Mark Sholtez: My main focus at the moment is getting back into the studio for album number two. I have written about thirty new tunes already, so there is plenty to choose from. One of my favorite things in the world is the feeling you get when you've just finished writing a new song. When I started writing I would always write sitting at the piano, but over the past few years I have written almost entirely on guitar. I taught myself to play guitar purely for the purpose of being able to be mobile with the songwriting. It was always such a frustration to not be able to work unless you happened to be in the same room as a piano and with all the traveling you need to do, playing music, it just made sense to me to buy a guitar. Now interestingly enough I rarely play piano, even live, and I'm seldom without a guitar in my hands.
I will occasionally co-write but most of the time it's just me.
I always try to write about things that are true to me. The songs aren't necessarily autobiographical, but they will at least start with something that has happened to me or some other thing that I'm feeling. I can build it up from there with as little or as much poetic license as I choose, but at the heart it will always connect back to me in some way. There will always be an element of truth in there somewhere.
AAJ: You've also toured in Asia. Can you tell us something about those experiences, what strikes you the most when thinking about it? And what's Australia likeyou're from Brisbanewhat's the music and jazz scene like in Brisbane?
MS: I've been lucky in the fact that music has taken me to a lot of interesting places. Before I signed my record deal, I spent six months living in Japan and playing there, which was fantastic. I have also spent a bit of time in the U.S.A. including Nashville, where I first saw the business of songwriting in action. I worked with some writers there that write every day, from Monday to Saturday, 9 to 5. That kind of discipline is amazing and it's no wonder there are so many great songwriters in Nashville.
Where I live in Brisbane, there's a small scene but there are some great musicians. The problem with a small city though is we lose a lot of really talented players to Sydney and Melbourne. In turn, the guys at the top of the food chain in those cities are looking to places like New York or Europe to try their luck.
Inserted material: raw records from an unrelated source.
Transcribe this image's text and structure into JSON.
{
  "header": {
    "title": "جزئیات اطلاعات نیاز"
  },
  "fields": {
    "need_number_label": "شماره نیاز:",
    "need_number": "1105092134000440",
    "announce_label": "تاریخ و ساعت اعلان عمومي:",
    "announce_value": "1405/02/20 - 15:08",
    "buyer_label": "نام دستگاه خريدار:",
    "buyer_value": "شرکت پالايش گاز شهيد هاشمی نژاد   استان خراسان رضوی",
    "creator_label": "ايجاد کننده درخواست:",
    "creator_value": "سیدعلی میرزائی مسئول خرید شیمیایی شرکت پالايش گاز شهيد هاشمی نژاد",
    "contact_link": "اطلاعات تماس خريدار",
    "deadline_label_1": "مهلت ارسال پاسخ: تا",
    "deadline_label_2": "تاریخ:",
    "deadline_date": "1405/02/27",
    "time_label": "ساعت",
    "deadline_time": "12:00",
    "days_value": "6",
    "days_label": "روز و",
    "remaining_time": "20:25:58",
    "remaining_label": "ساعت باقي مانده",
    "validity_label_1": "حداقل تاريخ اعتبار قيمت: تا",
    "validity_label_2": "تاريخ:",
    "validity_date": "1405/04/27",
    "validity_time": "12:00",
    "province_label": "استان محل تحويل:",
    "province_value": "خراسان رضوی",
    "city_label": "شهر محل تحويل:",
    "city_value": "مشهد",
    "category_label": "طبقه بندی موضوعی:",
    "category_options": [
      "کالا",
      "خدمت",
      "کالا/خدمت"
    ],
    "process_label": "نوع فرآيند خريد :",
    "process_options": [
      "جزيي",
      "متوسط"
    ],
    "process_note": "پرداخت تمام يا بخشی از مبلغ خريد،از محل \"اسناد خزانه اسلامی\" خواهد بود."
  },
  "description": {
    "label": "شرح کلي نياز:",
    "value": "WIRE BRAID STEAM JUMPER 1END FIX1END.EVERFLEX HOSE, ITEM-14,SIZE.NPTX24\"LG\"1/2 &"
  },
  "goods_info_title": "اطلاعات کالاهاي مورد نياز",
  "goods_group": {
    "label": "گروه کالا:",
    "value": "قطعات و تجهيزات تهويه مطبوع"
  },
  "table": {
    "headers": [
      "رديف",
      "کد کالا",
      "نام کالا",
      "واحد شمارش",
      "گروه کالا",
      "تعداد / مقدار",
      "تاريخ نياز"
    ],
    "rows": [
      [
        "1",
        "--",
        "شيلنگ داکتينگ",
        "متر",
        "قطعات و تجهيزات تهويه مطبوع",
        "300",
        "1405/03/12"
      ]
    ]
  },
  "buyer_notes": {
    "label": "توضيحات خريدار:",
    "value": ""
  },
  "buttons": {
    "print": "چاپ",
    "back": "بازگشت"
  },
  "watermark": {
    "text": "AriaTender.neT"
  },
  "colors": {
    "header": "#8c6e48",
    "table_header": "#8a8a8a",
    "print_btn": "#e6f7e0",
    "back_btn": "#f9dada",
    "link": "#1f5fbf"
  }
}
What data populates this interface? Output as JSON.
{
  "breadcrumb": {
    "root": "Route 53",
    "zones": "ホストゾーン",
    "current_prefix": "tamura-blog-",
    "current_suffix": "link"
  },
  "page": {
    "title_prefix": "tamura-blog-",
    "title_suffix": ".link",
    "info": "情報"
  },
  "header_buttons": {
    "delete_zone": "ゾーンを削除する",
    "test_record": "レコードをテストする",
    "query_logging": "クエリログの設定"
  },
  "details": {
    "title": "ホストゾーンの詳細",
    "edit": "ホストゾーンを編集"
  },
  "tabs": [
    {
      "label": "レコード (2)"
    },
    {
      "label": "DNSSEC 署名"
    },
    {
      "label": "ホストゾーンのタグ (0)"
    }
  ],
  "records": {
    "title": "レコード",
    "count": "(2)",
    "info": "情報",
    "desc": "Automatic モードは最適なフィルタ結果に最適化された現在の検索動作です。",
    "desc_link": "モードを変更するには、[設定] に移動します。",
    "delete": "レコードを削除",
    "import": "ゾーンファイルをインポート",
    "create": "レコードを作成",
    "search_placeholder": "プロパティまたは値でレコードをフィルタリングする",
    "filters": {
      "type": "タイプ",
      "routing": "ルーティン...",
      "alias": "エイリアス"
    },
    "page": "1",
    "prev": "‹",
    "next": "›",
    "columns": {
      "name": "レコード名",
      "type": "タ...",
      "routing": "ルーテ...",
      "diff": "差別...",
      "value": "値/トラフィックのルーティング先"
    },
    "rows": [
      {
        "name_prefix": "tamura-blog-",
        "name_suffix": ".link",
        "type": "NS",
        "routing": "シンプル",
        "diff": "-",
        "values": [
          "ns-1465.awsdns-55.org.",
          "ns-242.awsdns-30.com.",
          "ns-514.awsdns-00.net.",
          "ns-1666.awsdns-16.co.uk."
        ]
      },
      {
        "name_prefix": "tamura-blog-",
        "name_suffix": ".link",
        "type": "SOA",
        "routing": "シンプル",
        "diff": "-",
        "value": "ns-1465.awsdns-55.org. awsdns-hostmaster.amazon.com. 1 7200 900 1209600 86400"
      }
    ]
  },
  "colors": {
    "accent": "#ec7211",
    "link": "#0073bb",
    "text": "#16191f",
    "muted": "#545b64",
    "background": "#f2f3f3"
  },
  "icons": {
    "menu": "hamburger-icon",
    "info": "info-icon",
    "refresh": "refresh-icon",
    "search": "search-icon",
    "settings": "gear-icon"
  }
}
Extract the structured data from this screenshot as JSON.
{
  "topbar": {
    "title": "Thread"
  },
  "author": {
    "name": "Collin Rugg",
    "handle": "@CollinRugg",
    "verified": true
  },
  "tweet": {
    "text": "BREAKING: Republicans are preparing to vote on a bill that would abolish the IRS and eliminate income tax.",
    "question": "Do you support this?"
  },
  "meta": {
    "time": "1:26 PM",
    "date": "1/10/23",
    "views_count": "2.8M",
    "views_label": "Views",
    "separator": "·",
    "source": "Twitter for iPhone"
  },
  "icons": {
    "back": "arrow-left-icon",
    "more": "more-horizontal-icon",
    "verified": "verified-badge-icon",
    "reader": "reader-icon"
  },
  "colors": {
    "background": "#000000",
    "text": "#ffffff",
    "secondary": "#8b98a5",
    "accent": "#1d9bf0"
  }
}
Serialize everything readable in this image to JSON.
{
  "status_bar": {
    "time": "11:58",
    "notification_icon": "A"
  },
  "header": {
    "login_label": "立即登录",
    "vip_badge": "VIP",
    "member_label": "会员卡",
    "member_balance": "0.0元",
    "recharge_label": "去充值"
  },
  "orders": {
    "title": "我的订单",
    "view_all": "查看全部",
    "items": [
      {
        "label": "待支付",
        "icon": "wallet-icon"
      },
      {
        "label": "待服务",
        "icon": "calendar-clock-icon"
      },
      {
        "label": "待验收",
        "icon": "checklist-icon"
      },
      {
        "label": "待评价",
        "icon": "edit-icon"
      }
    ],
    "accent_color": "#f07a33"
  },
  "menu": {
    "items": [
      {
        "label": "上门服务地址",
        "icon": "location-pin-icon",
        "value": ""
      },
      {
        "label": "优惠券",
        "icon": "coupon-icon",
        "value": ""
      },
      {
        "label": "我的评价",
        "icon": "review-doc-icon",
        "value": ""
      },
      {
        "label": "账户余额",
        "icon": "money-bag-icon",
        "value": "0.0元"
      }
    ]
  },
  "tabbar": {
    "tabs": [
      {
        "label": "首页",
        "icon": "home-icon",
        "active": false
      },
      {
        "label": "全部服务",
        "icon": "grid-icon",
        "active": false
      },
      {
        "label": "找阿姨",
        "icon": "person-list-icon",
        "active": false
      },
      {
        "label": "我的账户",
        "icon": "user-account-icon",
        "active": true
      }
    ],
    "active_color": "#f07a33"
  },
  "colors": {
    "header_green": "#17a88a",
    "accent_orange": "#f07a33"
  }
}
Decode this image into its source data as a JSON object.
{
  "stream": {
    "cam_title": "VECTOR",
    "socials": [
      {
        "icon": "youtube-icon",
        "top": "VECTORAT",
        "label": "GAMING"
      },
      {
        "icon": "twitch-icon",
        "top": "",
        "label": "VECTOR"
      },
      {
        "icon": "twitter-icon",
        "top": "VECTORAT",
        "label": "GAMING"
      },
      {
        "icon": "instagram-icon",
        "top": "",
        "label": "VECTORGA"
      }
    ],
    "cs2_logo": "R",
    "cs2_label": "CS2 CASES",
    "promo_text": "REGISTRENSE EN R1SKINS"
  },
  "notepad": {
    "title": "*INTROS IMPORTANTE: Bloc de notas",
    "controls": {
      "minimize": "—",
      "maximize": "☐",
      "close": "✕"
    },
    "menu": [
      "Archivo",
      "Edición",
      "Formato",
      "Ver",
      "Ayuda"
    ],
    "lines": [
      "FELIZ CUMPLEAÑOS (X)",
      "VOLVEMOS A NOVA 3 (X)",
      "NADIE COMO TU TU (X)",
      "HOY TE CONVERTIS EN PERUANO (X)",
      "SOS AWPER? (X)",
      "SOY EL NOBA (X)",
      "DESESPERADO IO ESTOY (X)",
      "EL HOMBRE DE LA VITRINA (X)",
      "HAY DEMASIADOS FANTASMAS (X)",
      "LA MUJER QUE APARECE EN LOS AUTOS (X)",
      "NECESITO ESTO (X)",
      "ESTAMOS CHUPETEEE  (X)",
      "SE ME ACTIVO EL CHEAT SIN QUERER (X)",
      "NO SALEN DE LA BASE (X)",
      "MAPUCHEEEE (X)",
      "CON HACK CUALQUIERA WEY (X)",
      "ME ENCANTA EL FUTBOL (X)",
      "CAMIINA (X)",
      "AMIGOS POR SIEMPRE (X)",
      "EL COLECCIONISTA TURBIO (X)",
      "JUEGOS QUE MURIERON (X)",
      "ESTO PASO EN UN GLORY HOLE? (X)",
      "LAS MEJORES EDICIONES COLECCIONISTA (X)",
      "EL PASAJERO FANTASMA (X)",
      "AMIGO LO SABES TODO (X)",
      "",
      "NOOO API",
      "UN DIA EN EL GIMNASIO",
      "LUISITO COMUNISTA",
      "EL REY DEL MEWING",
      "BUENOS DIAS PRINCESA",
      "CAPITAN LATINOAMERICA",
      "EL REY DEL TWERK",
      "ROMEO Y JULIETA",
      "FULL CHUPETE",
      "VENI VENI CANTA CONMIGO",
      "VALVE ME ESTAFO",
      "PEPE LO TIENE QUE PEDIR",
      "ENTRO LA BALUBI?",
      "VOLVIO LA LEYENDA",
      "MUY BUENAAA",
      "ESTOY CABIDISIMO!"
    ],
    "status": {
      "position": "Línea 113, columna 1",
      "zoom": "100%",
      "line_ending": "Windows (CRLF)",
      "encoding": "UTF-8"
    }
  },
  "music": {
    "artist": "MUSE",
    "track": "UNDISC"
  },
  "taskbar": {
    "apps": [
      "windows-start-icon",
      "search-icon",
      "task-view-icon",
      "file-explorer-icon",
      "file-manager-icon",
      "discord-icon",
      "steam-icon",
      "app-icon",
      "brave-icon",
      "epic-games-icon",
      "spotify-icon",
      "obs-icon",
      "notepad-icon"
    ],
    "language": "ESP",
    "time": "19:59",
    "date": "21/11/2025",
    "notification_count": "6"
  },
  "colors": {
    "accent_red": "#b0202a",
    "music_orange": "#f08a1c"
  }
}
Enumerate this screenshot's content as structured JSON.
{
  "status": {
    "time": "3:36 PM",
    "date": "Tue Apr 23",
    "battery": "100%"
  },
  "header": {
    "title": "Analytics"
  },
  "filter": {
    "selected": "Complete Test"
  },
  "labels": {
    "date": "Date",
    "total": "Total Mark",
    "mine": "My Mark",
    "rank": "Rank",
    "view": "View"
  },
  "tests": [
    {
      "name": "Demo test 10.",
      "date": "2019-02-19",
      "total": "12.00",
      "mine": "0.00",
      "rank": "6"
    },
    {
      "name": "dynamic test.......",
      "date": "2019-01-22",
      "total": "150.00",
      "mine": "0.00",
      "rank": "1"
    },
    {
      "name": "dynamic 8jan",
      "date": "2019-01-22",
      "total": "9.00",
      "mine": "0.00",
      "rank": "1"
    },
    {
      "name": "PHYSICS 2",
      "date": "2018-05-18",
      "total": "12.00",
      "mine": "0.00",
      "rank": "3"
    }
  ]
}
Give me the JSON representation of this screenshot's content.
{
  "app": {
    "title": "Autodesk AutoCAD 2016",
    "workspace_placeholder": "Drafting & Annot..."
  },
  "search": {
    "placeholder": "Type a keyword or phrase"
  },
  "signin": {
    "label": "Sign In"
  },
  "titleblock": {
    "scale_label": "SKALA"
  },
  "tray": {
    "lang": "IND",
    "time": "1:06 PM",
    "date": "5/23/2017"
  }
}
One of the things I really do like about Brisbane is that all the bands are doing their own thing and it's all different and interesting. You don't get a whole lot of the same kind of bands all pushing to play in the same venues. Brisbane is becoming a bit of a hot spot for original music and it's also a great city to live in. I'm less than one hour away from some of the greatest beaches in the world and it's not unusual for a winter day to be 25 degrees Celsius.
AAJ: What musicians were of influence to you when growing up, what music did you like to listen to and what musicians would you like to work with?
MS: I listen to a lot of very different music. From AC/DC to [John] Coltrane. All of it has influenced me in some way or another. I was lucky that my parents played me some great music when I was a kid. Those records seem to be coming out more and more in the things I'm doing now. One of my favorite onstage moments from this year was opening for George Benson. The first record I can remember dad ever playing me when I was little was Benson's Breezin' (Warner Bros., 1976). I had George meet my dad backstage before the show and got that LP autographed for him. When I walked on stage I said, "Almost thirty years ago my dad introduced me to the music of George Benson and tonight I got to introduce my dad to George Benson." That felt pretty cool for me.
As far as who I'd like to work with, I had always thought I would like to record with producer Tommy LiPuma. I got to do that on my very first album, so I have been pretty spoiled already. In fact, so many of the guys who played on my record were on my list of people I would be happy just to meet, let alone actually record with.
AAJ: And for the Dutch readers, can you tell us something about your Dutch ancestry? Do you know anything about the Netherlands?